Advice for Making Career Transitions
In my conversations with the students and post-docs at UCB, we focused a lot on strategies for moving from the world of academia to the world of business. We came back around several times to planning and coping strategies. Here are a few of the pointers we discussed:
Find Six Good Friends
Someone once told me “you need six really good friends.” And I asked “why do you need six really good friends?” They replied, “Well, because at any given time, five of them might be busy.”
I laughed. But I’ve found this to be true. And important. Life can be really difficult sometimes, especially in times of transition. And having a solid support network around you is critical—perhaps more critical than you may realize—for coping with the ups and downs. So, if you don’t already have them, develop six good friendships.
Define What you Want
One of the most helpful things I did for myself many years ago was make a list of my goals—things, characteristics, qualities about my life that I really wanted. This list included items such as these:
- Live in California
- Be a consultant
- Do work that I enjoy
- Make a reasonably good living
- Teach and speak on occasion
- Contribute to my community
My items were more specific and personal than this, but you get the idea. And most of the goals on my original list I have achieved.
When creating your list, remember the more specific you can be the better. And there’s research to back me up on this. So, put your goals in writing. And be specific.
In response to my call for ideas, a college friend wrote to me with these four words: “Two ears, one mouth.” That was it. So I wrote back and asked WHAT are you talking about?
He reminded me that when we were both leaving academia we tended to talk a lot about who we were and what we knew—how smart we were, what courses we had taken, the authors we had read—and we would often forget to ask good questions and then listen carefully.
This was a simple reminder that we should listen twice as much as we talk.
I’m certain that if you’re reading this article, you are brilliant and remarkable, and whatever you choose to do, you’re going to be great – you’re going to do extraordinary things in the world – but in order to get there faster and more smoothly, and with more of your relationships intact (you want to keep those six good friends, right?) ask good questions and then listen carefully.
“Perhaps we have been given two ears and one tongue that we might listen twice as much as we talk.” – Diogenes, paraphrased
– Contributed by Greg Maurin (Teacher, Hillsborough County Public Schools)
Stay Flexible and Curious
As final words of advice, Jennifer Dulock, learning industry veteran and expert problem solver, reminds us:
“Be flexible and adaptable. You’ve learned a lot about the ‘right’ way to do things in school, but you’ll rarely be given as much time as you’d like to do it ‘right’. And the best thing you can do for your sanity is to be okay with that. Doing your best with what you have is the key to success in this industry.”
– Jennifer Dulock (Training Manager, InteliSecure)

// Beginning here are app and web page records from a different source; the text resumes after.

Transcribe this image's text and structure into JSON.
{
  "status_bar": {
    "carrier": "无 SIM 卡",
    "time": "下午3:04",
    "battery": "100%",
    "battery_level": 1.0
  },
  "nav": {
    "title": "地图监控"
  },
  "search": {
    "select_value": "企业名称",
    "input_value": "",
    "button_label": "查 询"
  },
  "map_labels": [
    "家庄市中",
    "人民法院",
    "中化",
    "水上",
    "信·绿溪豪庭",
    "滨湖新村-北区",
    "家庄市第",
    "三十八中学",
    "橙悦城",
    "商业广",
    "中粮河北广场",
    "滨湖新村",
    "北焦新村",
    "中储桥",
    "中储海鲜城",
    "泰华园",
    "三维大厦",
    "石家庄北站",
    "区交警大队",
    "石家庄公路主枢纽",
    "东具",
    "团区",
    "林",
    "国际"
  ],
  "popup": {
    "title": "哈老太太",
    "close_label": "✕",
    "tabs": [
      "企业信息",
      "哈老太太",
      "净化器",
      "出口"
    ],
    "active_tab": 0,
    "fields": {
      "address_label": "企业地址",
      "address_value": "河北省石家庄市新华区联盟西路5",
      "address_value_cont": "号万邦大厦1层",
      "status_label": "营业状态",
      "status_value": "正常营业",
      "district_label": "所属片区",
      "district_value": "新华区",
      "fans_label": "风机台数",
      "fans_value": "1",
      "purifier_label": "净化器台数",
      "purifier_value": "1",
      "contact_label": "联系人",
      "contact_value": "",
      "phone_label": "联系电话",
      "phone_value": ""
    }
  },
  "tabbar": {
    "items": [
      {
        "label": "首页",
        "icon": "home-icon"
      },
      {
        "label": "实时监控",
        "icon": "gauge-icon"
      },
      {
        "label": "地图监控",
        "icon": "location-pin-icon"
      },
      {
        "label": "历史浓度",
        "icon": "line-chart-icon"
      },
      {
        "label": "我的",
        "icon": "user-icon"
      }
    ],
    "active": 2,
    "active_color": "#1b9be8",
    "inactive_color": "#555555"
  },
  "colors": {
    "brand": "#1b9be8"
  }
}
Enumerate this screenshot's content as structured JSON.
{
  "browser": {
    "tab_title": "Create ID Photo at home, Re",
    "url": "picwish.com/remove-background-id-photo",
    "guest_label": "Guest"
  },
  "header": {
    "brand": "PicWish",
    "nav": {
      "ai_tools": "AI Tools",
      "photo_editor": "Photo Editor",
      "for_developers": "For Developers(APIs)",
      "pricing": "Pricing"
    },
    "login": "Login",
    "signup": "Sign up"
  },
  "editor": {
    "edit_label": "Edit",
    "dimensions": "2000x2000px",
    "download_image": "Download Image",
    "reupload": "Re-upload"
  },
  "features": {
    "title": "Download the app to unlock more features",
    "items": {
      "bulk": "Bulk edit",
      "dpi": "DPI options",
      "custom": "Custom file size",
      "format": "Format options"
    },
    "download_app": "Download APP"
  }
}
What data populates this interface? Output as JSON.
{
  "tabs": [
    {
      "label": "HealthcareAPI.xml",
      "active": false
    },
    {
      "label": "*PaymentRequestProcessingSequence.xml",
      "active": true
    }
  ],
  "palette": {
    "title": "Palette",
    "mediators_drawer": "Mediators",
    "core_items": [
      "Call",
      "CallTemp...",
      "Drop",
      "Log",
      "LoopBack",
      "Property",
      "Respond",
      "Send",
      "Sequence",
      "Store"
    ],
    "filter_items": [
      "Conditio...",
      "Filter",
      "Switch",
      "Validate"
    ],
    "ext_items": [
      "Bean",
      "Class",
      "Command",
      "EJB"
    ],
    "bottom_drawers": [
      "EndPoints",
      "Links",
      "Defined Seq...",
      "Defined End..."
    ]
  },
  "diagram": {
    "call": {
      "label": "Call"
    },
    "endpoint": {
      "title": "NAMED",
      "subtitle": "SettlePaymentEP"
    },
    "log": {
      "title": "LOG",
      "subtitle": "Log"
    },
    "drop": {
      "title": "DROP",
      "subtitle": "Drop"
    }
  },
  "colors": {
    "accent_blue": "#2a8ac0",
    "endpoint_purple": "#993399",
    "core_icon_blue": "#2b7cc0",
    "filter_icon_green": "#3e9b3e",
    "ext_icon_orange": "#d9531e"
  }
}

And Farshori encourages proactivity:
“Take ownership for mapping out a path of your own. Network and meet progressive people. Be curious.”
– Faraaz Farshori (Solutions Architect, SumTotal Systems)
I hope these nuggets of wisdom are useful to you. If you’d like to discuss any of these and explore them further, contact us. And, of course, if you have some advice you’d like to offer, leave a comment below.
If you’re interested in more on this topic, check out these other useful resources:
- Association for Talent Development (ATD) (formerly American Society for Training and Development (ASTD))
- Develop Yourself by Sharing Your Expertise Training Magazine article by Enzo Silva
- Learning Together – Enzo Silva’s blog
- International Society for Performance Improvement (ISPI)
- Is Training & Development the Right Career for You? ATD article by Sue Kaiden
- O-Net Summary Report for T&D Specialists
- Telling Ain’t Training by Stolovitch and Keeps
- USDOL’s Occupational Outlook Handbook on T&D Specialists